The fast-growing U.S. ETF market could be transformed by major changes in the next few years. Here are six key areas to watch.
1. The Debut of Non-Transparent Actively Managed ETFs
Before year-end, the first non-transparent actively managed ETFs are expected to come to market, according to Daniel McCabe, CEO of Precidian Investments, which developed the strategy that allows ETFs to conceal holdings from investors for months at a time. The Securities and Exchange Commission approved the strategy in April.
A recent Cerulli Associates survey of 35 asset managers found that that 46% indicated they would build nontransparent ETF capabilities.
Douglas Yones, head of exchange-traded products at the NYSE, says the introduction of nontransparent active ETFs could prove to be a “watershed moment” for the ETF industry, leading to an explosion of AUM above the almost $4 trillion that traditional transparent ETFs hold today.
2. Threats to the Tax Efficiency of ETFs
The ETF tax efficiency advantage could end because the more popular ETFs become, the more revenue the U.S. Treasury forfeits as a result.
Unlike mutual funds, ETFs are not required to distribute capital gains to shareholders when their securities are sold for a profit to meet redemptions or free up cash for new investments.
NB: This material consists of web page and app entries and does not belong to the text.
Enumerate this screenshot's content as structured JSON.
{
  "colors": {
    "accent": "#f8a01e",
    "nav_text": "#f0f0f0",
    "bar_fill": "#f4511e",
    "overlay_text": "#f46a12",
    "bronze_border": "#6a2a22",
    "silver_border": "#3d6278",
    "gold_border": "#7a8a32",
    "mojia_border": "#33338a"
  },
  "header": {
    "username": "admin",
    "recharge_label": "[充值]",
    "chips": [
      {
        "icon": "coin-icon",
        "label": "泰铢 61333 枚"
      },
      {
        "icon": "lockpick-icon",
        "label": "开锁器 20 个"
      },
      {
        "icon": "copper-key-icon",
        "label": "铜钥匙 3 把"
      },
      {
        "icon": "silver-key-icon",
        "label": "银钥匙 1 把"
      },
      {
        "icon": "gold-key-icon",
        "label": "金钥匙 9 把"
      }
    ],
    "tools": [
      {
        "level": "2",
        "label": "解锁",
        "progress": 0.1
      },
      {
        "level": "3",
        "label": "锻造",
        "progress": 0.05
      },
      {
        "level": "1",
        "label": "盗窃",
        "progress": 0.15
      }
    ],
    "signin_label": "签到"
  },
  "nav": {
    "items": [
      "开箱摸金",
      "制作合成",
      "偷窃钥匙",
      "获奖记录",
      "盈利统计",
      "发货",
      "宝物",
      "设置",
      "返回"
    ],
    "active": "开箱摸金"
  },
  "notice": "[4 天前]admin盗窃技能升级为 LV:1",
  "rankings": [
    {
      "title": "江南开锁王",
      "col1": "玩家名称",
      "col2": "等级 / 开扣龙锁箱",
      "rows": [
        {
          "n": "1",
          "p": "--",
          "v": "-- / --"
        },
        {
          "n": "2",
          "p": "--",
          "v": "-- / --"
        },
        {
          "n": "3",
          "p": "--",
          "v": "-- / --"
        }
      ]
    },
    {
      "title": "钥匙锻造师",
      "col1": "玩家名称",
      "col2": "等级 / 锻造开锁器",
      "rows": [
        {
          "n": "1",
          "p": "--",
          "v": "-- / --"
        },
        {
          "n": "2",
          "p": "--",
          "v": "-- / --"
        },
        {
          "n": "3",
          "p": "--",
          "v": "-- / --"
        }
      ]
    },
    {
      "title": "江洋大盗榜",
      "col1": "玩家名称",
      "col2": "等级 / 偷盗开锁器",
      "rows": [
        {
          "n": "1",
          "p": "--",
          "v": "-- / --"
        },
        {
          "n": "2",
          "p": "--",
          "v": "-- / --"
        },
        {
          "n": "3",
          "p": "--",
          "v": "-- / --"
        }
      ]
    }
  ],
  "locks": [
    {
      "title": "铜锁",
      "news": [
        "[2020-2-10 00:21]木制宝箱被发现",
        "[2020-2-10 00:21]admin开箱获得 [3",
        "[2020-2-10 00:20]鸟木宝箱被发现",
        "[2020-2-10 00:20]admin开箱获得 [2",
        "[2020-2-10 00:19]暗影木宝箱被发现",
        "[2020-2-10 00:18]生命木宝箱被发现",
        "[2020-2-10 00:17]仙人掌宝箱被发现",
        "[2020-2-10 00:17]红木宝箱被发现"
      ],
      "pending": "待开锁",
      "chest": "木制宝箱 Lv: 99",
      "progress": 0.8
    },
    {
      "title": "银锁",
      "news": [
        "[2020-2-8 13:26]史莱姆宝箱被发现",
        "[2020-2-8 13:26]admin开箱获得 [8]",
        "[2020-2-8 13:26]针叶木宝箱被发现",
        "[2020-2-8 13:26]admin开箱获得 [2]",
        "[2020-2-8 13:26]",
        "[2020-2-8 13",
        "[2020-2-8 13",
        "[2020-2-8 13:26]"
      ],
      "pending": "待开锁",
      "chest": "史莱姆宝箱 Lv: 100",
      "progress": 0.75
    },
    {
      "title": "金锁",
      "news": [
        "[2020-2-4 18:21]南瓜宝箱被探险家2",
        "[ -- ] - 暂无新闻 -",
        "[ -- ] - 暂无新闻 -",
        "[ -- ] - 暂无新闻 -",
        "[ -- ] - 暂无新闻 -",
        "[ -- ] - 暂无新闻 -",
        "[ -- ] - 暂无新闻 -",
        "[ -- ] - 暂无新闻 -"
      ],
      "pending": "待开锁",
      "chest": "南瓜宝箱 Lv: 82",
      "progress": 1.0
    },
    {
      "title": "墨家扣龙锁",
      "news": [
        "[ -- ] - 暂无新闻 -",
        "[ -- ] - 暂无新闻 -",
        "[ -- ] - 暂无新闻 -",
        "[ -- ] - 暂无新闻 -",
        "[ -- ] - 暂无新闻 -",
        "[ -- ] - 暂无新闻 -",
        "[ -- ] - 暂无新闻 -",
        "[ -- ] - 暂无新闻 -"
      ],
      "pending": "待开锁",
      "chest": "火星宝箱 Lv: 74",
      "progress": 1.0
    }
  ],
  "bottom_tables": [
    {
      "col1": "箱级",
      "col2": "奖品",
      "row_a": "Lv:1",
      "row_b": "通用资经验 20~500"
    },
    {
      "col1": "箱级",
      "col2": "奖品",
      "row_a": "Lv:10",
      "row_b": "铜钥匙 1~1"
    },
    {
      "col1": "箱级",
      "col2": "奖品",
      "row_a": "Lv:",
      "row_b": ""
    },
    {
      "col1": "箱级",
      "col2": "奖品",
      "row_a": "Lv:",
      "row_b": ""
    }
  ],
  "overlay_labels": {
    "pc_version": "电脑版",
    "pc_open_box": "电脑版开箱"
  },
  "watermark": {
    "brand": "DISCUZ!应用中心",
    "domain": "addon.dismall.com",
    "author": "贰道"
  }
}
When redeeming — and creating — shares, ETFs use in-kind transactions, which are not considered cash transactions and therefore do not result in pass-through capital gains.
Fordham University of Law Professor Jeffrey Colon has called for the repeal of Section 852 (b) (6) of the Internal Revenue Code, which allows for the tax-free distribution of capital gains in ETFs and in mutual funds. He labels the taxation of in-kind ETF redemptions “the great ETF tax swindle.”